Thousands of people have died on the migration route from the island nation of Comoros, off the coast of Mozambique, to the French Department of Mayotte. Comorians take “kwassa-kwassa”, small fishing boats to try to make the sea crossing of about 200 km, often at night. In 2012, a report from the French Senate estimated 7,000-10,000 people had died trying to cross from Comoros to Mayotte since 1995, but that this figure could be much higher.
- Data collection and challenges
Both the quality and coverage of data on migration in Africa is limited, and when it comes to documenting irregular migration, including migrant deaths and disappearances, the data collection challenges and gaps are immense. The challenges inherent to collecting data on missing migrants more generally are made even more complex when dealing with vast and unmonitored areas such as the Sahara Desert or the Atlantic Coast.
There are no official sources that publish data on migrant deaths or disappearances in the continent, and unlike other regions, the high number languages and low rates of digitalized media within Africa render collecting data from media reports very challenging. As such, Missing Migrants Project data in the region comes primarily from testimonies of migrants who witnessed deaths collected as part of survey initiatives, predominantly the Mixed Migration Centre’s Mixed Migration Monitoring Initiative (4mi). However, these surveys can only ever capture a small sample of the overall number of migrants transiting in Africa. Survey initiatives are also subject to change over time, which hampers the continuity and comparability of the data collected.
Migrant deaths and disappearances in Africa
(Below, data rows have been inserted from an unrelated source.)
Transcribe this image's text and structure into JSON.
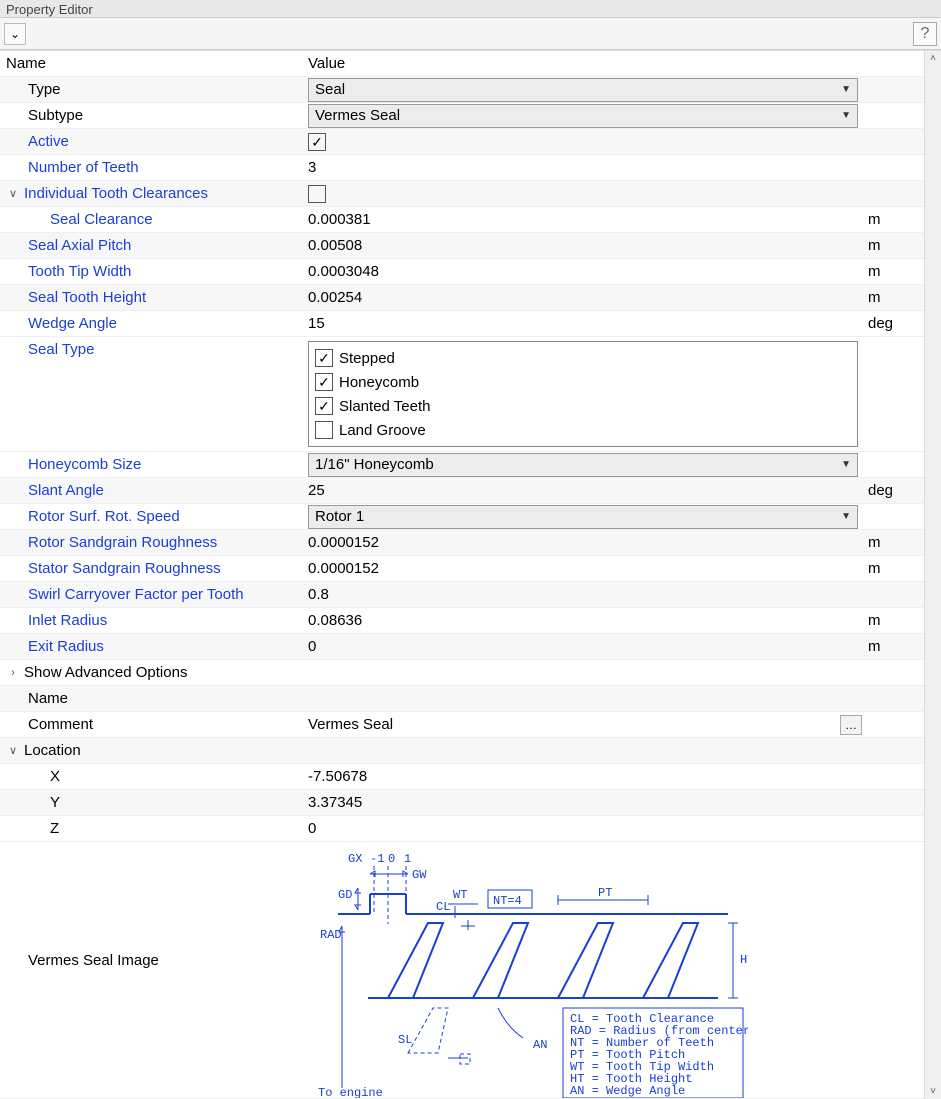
{
  "window": {
    "title": "Property Editor"
  },
  "headers": {
    "name": "Name",
    "value": "Value"
  },
  "props": {
    "type": {
      "label": "Type",
      "value": "Seal"
    },
    "subtype": {
      "label": "Subtype",
      "value": "Vermes Seal"
    },
    "active": {
      "label": "Active",
      "checked": true
    },
    "num_teeth": {
      "label": "Number of Teeth",
      "value": "3"
    },
    "indiv_clear": {
      "label": "Individual Tooth Clearances",
      "checked": false
    },
    "seal_clear": {
      "label": "Seal Clearance",
      "value": "0.000381",
      "unit": "m"
    },
    "axial_pitch": {
      "label": "Seal Axial Pitch",
      "value": "0.00508",
      "unit": "m"
    },
    "tip_width": {
      "label": "Tooth Tip Width",
      "value": "0.0003048",
      "unit": "m"
    },
    "tooth_height": {
      "label": "Seal Tooth Height",
      "value": "0.00254",
      "unit": "m"
    },
    "wedge_angle": {
      "label": "Wedge Angle",
      "value": "15",
      "unit": "deg"
    },
    "seal_type": {
      "label": "Seal Type",
      "options": [
        {
          "label": "Stepped",
          "checked": true
        },
        {
          "label": "Honeycomb",
          "checked": true
        },
        {
          "label": "Slanted Teeth",
          "checked": true
        },
        {
          "label": "Land Groove",
          "checked": false
        }
      ]
    },
    "honeycomb": {
      "label": "Honeycomb Size",
      "value": "1/16\" Honeycomb"
    },
    "slant_angle": {
      "label": "Slant Angle",
      "value": "25",
      "unit": "deg"
    },
    "rotor_speed": {
      "label": "Rotor Surf. Rot. Speed",
      "value": "Rotor 1"
    },
    "rotor_rough": {
      "label": "Rotor Sandgrain Roughness",
      "value": "0.0000152",
      "unit": "m"
    },
    "stator_rough": {
      "label": "Stator Sandgrain Roughness",
      "value": "0.0000152",
      "unit": "m"
    },
    "swirl": {
      "label": "Swirl Carryover Factor per Tooth",
      "value": "0.8"
    },
    "inlet_radius": {
      "label": "Inlet Radius",
      "value": "0.08636",
      "unit": "m"
    },
    "exit_radius": {
      "label": "Exit Radius",
      "value": "0",
      "unit": "m"
    },
    "adv": {
      "label": "Show Advanced Options"
    },
    "name": {
      "label": "Name",
      "value": ""
    },
    "comment": {
      "label": "Comment",
      "value": "Vermes Seal"
    },
    "location": {
      "label": "Location"
    },
    "x": {
      "label": "X",
      "value": "-7.50678"
    },
    "y": {
      "label": "Y",
      "value": "3.37345"
    },
    "z": {
      "label": "Z",
      "value": "0"
    },
    "image": {
      "label": "Vermes Seal Image"
    }
  },
  "diagram": {
    "gx_label": "GX",
    "gx_ticks": [
      "-1",
      "0",
      "1"
    ],
    "gw": "GW",
    "gd": "GD",
    "wt": "WT",
    "cl": "CL",
    "nt": "NT=4",
    "pt": "PT",
    "rad": "RAD",
    "ht": "HT",
    "sl": "SL",
    "an": "AN",
    "to_engine": "To engine",
    "legend": [
      "CL  = Tooth Clearance",
      "RAD = Radius (from centerline)",
      "NT  = Number of Teeth",
      "PT  = Tooth Pitch",
      "WT  = Tooth Tip Width",
      "HT  = Tooth Height",
      "AN  = Wedge Angle"
    ]
  }
}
Brian, T. (2017) “The Middle East and North Africa” in Fatal Journeys 3 part 2: Improving Data on Missing Migrants. IOM, Geneva.
Horwood, C. (2017) “Sub-Saharan Africa” in Fatal Journeys 3 part 2: Improving Data on Missing Migrants. IOM, Geneva.
Black, J. (2021) Maritime migration to Europe: Focus on the route to the Canary Islands. IOM, Geneva.
Black, J. (2020) ‘“No one talks about what it’s really like” – risks faced by migrants in the Sahara Desert’ in Migration in West and North Africa and across the Mediterranean. IOM, Geneva.
Breen, D. (2020) ‘On this journey, no one cares if you live or die’: Abuse, protection, and justice along routes between East and West Africa and Africa’s Mediterranean coast. Mixed Migration Centre and UNHCR, Geneva.
Horwood, C. and A. Malakooti (2014) “From Sub-Saharan Africa through North Africa: Tracking deaths along the way” in Fatal Journeys volume 1: Tracking lives lost during migration.
Horwood, C. (2014) “Deaths en route from the Horn of Africa to Yemen and along the Eastern Corridor from the Horn of Africa to South Africa” in Fatal Journeys volume 1: Tracking lives lost during migration.
Sénat français (2012). “Mayotte : un nouveau département confronté à de lourds défis”. https://www.senat.fr/notice-rapport/2011/r11-675-notice.html
Data on migration in Africa more broadly
Hovy, B., F. Laczko and R. N’Guettia Kouassi (2020) “African migration: An overview of key trends” in Africa Migration Report. African Union Commission and IOM, Addis Ababa.
Black, J. (2020) “The data question: the challenge of measuring irregular migration in Africa” in Africa Migration Report. African Union Commission and IOM, Addis Ababa.
Migration Data Portal: regional overviews on Northern Africa, Eastern Africa and Southern Africa.